'My dad has made a vocation of telling baseball stories'
I was never much of an athlete but I was raised on baseball stories: folklore and ghost tales, legends of the greats and statistics about the stars. Family car rides were an opportunity for me to master the investigative question: "Hey Dad, how many innings was the longest night game and what time did it end?" "What's the most number of pitches thrown in one game?"
My dad, Chris Welsh, a former MLB pitcher himself, has made a vocation of telling baseball stories. As the color announcer for the Cincinnati Reds, he illustrates the play-by-play broadcaster's narration with history and anecdotes.
"You know, No. 45 was an English major."
"The star shortstop actually got cut from his high school baseball team."
"Last time the hitter faced this pitcher was six years ago, and the game got rained out."
Dan Welsh, my grandfather, also loved baseball. A chemical engineer by trade, he approached baseball with an analytical point of view, and he taught his four kids -- my dad and his sisters -- how to keep score.
Growing up, they would keep score at Reds games in Cincinnati and even at home, listening to the radio. For my aunts, keeping score was a way for them to connect with their father over the game he loved. For my dad, it was a spelling primer to his baseball career, the early alphabet of a lifelong language.
Like statistics, scorecards tell a story. When he coached my dad's middle school baseball teams, Grandpa Dan kept a book to keep score and tabulate the totals at the end of the game.
For each game, he would add prose, scribbling a short summary: "Frank had a great game today; he had three hits and two RBIs. Chris chipped in with an RBI and Charles had a double."
My dad still has Grandpa Dan's old scorebook. Reading the brief entries, memories of the game come alive, illustrating the otherwise bland facts of runs, hits and errors.
One summer at a Brooklyn Dodgers game, young Grandpa Dan sat in the stands winding his watch, his eyes on the infield. Don Newcombe, the pitcher, suddenly turned and made a wild pick-off throw, and a runner scored. Grandpa Dan was so astounded that he overwound his watch in agitation and it broke.
He kept the broken watch in a drawer and looked at it every once in a while, taking it out to remember that moment.
I asked my dad what he thinks he might have learned from the story as a kid.
"What I took away from it, other than the baseball element, was how that little watch sitting in his drawer would take him back to an important memory of his younger years, and how things can make you remember moments."
To me, the lessons were threefold: Don't let baseball wind you up too tight. Be careful throwing to the bases. And finally, anything can hold a story.
The stories that my dad told me as a kid -- on car trips, on nights when I couldn't sleep, at baseball games -- transported me and gave me a sense of my past and future. His imaginative answers to my most trivial questions taught me how creativity can offer connection, just as his father's stories had done for him.

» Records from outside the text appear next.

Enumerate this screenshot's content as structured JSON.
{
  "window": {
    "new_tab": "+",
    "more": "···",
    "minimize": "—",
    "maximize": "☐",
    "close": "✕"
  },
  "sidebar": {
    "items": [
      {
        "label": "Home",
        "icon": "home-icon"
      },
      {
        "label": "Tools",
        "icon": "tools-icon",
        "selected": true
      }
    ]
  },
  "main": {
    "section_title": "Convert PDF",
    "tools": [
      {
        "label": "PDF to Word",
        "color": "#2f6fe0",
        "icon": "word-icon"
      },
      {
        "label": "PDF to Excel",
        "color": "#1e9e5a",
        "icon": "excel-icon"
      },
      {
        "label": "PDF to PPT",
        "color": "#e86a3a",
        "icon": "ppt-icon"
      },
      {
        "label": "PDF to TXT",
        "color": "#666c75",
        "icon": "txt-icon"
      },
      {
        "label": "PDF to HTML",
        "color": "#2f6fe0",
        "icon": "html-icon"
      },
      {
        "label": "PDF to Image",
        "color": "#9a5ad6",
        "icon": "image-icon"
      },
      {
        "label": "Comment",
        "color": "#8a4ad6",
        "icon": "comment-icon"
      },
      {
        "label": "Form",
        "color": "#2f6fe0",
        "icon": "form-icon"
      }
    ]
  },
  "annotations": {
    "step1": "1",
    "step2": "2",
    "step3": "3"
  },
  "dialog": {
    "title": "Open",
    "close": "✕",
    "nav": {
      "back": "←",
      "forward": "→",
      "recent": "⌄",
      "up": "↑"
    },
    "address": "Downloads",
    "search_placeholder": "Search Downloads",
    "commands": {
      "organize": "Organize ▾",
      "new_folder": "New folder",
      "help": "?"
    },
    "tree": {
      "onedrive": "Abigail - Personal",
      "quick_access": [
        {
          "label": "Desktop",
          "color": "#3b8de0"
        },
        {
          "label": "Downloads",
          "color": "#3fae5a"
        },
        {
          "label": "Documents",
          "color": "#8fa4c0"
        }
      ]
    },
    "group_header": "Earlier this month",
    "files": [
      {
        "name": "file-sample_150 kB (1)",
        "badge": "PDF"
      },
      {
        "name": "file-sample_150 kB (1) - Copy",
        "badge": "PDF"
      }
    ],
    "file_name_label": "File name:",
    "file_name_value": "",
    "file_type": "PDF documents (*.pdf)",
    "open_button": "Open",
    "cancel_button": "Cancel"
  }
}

In 2006, Grandpa Dan died of Alzheimer's disease. He was an avid letter writer, handwriting pages to my father weekly. The letters would cover a variety of subjects, but always came back to baseball. When my dad would visit his father toward the end of his life, he brought the stories from these letters.
Sometimes, my grandfather's eyes would gleam in recognition. Stories are a mystery, contained unseen within us. Grandpa Dan gave my dad stories. When it came time, my dad gave them back.
Carrie Ann Welsh is a writer based in Wisconsin.